By Tom Schiavon
Tonight I listened to an interview on the radio with former president of Botswana Festus Mogae. He has won numerous awards for excellence and leadership, served on national and international financial organizations, and instituted reforms that made Botswana one the most prosperous and least corrupt nations on the conflict-ridden continent of Africa.
It wasn’t very long ago that his country was in the top 25 nations worldwide in poverty. AIDS has ravaged the country and refugees from neighboring Zimbabwe have exacerbated the unemployment problem. Yet the discovery of marketable raw materials and wise leadership have led to an amazing turnaround, so that it leads the world in the increase of per capita income. The government offers free health care and education to all of its citizens, including AIDS medication and the care of orphans. Not content to merely treat AIDS, he has initiated programs to deal with the root causes of HIV infection in his countrythe mutual sharing of sexual partners and rampant alcohol abuse.
It was an amazing story from a wise and humble man who put his country first and sought to forge a new era in Botswana’s history. It made me long for an American politician who works consistently for justice, peace, and mercy. Inevitably it made me think of two verses from Scripture that I wish we took more seriously as Christians.
The first is from Matthew 10:16 where Christ urges his disciples, in the midst of wolves, to be as wise as serpents and as gentle as doves. Another passage was that of the unjust steward whom Jesus praised, despite his imperfections, as being wiser in his dealing than the children of the light. In both passages a connection is made between wisdom and dealing well with the responsibilities entrusted them.
As Christians who want to re-imagine culture we have to consider what it means to be leaders in this transformation. Some of us have been called to be Shane Claibornes, others to serve as missionairies, and quite a few to be justice-minded soccer moms. But there is an equally important need for some of us to take up the heavy mantle of wise Christian leadership. Too long we have let the secularists have culture while we retreated into our enclaves of Christian subculture, attempting to save the world through catchy t-shirts for Jesus and mosh-pits of faith and brotherhood.

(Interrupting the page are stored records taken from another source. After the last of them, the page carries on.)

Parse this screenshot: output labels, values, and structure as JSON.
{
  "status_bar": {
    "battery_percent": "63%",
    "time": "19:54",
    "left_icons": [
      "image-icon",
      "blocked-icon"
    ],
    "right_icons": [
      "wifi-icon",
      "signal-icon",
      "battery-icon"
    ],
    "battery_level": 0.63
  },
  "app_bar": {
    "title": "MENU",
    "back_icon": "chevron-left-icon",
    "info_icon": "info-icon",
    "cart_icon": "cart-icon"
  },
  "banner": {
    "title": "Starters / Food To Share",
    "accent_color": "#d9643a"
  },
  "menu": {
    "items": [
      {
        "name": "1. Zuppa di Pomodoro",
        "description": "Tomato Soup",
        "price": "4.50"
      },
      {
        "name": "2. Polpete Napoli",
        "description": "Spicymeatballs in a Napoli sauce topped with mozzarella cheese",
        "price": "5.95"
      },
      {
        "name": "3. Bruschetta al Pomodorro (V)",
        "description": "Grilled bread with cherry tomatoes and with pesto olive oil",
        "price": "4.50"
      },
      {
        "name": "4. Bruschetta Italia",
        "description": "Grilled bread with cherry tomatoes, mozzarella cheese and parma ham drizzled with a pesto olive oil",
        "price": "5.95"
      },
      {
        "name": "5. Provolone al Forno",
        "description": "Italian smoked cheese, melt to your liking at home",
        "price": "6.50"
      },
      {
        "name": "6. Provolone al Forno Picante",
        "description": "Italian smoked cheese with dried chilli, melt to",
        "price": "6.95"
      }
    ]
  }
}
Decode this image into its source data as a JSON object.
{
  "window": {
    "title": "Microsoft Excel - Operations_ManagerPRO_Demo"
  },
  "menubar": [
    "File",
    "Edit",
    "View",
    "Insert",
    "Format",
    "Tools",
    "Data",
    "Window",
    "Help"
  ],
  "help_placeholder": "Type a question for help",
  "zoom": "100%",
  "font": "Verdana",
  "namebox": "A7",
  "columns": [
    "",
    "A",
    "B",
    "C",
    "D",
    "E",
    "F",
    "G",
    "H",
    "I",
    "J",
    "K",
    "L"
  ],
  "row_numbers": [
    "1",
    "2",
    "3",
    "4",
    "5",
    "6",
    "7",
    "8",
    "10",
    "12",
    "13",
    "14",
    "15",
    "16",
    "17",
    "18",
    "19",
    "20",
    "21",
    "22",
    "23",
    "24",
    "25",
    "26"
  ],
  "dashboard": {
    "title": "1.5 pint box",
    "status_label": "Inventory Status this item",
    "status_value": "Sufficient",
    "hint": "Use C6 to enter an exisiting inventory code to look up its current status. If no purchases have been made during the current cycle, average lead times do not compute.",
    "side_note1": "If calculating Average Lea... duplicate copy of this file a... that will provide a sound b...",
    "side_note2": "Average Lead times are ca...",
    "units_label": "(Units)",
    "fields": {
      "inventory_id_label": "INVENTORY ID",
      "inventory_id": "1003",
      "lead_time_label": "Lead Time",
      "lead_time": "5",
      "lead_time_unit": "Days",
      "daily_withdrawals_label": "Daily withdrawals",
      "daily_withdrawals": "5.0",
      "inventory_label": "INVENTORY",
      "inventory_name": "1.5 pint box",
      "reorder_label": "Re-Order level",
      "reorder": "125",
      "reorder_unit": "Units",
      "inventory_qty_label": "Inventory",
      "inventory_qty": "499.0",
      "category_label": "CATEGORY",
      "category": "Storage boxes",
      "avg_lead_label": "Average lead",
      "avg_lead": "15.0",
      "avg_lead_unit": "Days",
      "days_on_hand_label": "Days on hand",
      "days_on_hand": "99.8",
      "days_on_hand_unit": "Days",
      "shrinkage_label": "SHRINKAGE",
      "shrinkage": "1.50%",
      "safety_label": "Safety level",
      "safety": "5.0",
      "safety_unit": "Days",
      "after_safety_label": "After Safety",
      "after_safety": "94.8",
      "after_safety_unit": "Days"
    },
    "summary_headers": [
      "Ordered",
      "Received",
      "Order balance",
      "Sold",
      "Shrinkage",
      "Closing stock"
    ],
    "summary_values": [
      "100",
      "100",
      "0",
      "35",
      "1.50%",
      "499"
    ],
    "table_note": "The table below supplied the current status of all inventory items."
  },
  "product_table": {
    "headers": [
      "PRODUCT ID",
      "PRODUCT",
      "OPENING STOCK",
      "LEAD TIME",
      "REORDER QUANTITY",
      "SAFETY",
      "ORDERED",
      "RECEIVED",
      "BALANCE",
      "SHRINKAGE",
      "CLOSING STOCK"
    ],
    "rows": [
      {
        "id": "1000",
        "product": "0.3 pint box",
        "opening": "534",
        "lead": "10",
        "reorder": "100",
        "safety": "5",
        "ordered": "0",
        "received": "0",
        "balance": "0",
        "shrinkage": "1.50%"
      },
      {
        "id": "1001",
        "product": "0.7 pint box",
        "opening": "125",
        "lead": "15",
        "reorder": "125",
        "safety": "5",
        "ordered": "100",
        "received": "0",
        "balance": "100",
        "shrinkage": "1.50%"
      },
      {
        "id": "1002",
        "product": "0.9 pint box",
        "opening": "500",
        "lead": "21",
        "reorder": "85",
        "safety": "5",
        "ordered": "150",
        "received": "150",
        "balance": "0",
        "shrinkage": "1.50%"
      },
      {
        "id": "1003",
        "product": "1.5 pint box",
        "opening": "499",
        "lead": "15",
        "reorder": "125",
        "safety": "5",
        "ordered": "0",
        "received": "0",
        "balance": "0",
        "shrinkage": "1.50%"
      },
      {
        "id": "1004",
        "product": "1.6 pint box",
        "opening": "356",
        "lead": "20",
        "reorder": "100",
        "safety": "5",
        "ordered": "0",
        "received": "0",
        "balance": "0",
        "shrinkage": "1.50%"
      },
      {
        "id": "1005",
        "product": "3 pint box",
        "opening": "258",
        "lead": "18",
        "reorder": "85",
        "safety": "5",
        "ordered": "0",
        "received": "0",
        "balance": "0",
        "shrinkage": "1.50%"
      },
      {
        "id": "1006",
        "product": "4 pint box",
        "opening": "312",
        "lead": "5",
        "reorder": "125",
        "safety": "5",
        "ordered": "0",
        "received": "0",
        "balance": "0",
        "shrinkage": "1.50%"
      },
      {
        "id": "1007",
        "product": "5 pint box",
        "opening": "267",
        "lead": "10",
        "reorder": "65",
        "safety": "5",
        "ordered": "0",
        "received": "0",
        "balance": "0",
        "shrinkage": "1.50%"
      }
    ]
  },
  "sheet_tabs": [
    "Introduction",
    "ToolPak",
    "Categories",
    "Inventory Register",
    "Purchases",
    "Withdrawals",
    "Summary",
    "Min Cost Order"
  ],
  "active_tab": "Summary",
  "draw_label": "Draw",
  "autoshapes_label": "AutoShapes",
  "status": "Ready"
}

I have only recently come to terms with what Paul intended when he admonished us to grow up and put away childish things. This is a real battle, something that we who love social justice know very well. The world is infused with and distorted by evil and it is our job to fight it, for only we understand that the problem is not simply lack of education or any number of ‘isms but is a battle with the Prince of this world. We have a hope, that when we as an army assault the gates of Hell, it cannot stand. We have the power to change the world.
Justice is not merely something that is dispensed from Washington or implemented in the inner city. It can be exhibited by the Fortune 500 company that decides to raise the wages of its army of developing world workers above mere subsistence. It may be shown by the college president who makes sure that all people are treated with respect on the campus (even the Christians!). And it can be exhibited by the local politicians, lawyers, and judges who are the functional arbiters of justice within our communities.
I pray that this call will stir some to be courageous and strong, diligent to study and think deeply on the universe-transforming aspect of the Gospel, the good news that Jesus Christ has risen and is victorious over death, and that He sits enthroned over the whole of creation, longing to exercise His power on our behalf in the redemption of the world. I pray that we would cast off simpleness of mind and instead live simply-but-wise in a world full of ravenous wolves. I pray that we would be as wise as former President Festus Mogae, a child of the world who is an example to the children of the light.
Tom is an avid Cubs fan whose most recent laudable achievement was singing “Take Me Out to the Ballgame” dressed as Harry Carey at the local minor league baseball game.